Task prompt → If a line below contains the string "multiplier", return that line.

The records →
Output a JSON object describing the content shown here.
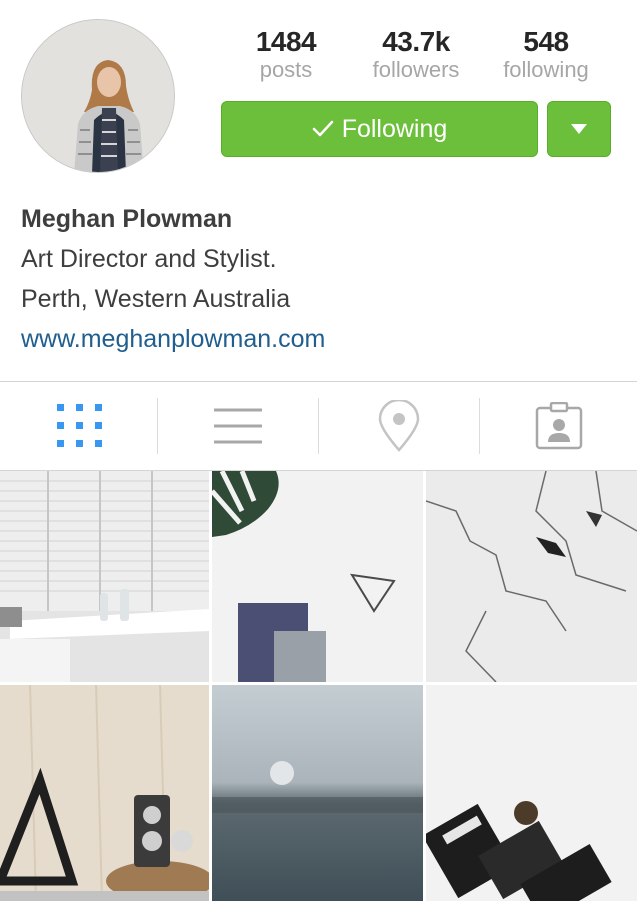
{
  "profile": {
    "name": "Meghan Plowman",
    "bio_line_1": "Art Director and Stylist.",
    "bio_line_2": "Perth, Western Australia",
    "website": "www.meghanplowman.com"
  },
  "stats": {
    "posts": {
      "value": "1484",
      "label": "posts"
    },
    "followers": {
      "value": "43.7k",
      "label": "followers"
    },
    "following": {
      "value": "548",
      "label": "following"
    }
  },
  "actions": {
    "follow_label": "Following",
    "accent_color": "#6bbf3a"
  },
  "tabs": [
    {
      "icon": "grid-icon",
      "active": true
    },
    {
      "icon": "list-icon",
      "active": false
    },
    {
      "icon": "location-pin-icon",
      "active": false
    },
    {
      "icon": "tagged-photos-icon",
      "active": false
    }
  ],
  "colors": {
    "link": "#1f5e8e",
    "active_tab": "#3897f0",
    "inactive_tab": "#a8a8a8"
  }
}
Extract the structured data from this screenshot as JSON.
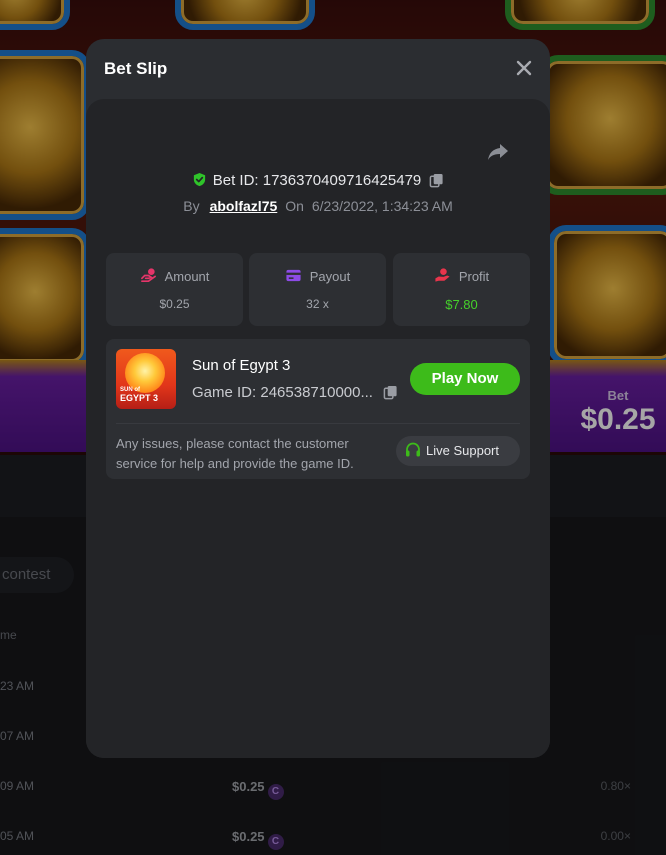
{
  "background": {
    "bet_label": "Bet",
    "bet_value": "$0.25",
    "filter_chip": "contest",
    "column_header": "me",
    "rows": [
      {
        "time": "23 AM",
        "amount": "",
        "multiplier": ""
      },
      {
        "time": "07 AM",
        "amount": "",
        "multiplier": ""
      },
      {
        "time": "09 AM",
        "amount": "$0.25",
        "multiplier": "0.80×"
      },
      {
        "time": "05 AM",
        "amount": "$0.25",
        "multiplier": "0.00×"
      }
    ],
    "coin_glyph": "C"
  },
  "modal": {
    "title": "Bet Slip",
    "close_icon": "close-icon",
    "share_icon": "share-icon",
    "bet_id_label": "Bet ID:",
    "bet_id": "1736370409716425479",
    "by_label": "By",
    "username": "abolfazl75",
    "on_label": "On",
    "datetime": "6/23/2022, 1:34:23 AM",
    "stats": {
      "amount": {
        "label": "Amount",
        "value": "$0.25"
      },
      "payout": {
        "label": "Payout",
        "value": "32 x"
      },
      "profit": {
        "label": "Profit",
        "value": "$7.80"
      }
    },
    "game": {
      "name": "Sun of Egypt 3",
      "id_label": "Game ID:",
      "id_value": "246538710000...",
      "thumb_line1": "SUN of",
      "thumb_line2": "EGYPT 3",
      "play_label": "Play Now",
      "help_text": "Any issues, please contact the customer service for help and provide the game ID.",
      "support_label": "Live Support"
    }
  },
  "colors": {
    "accent_green": "#3dbb1a",
    "profit_green": "#45d02b",
    "amount_icon": "#e6356a",
    "payout_icon": "#8d4be6",
    "profit_icon": "#e8354c",
    "verified_icon": "#2fc42a"
  }
}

Answer →
        "multiplier": ""
        "multiplier": ""
        "multiplier": "0.80×"
        "multiplier": "0.00×"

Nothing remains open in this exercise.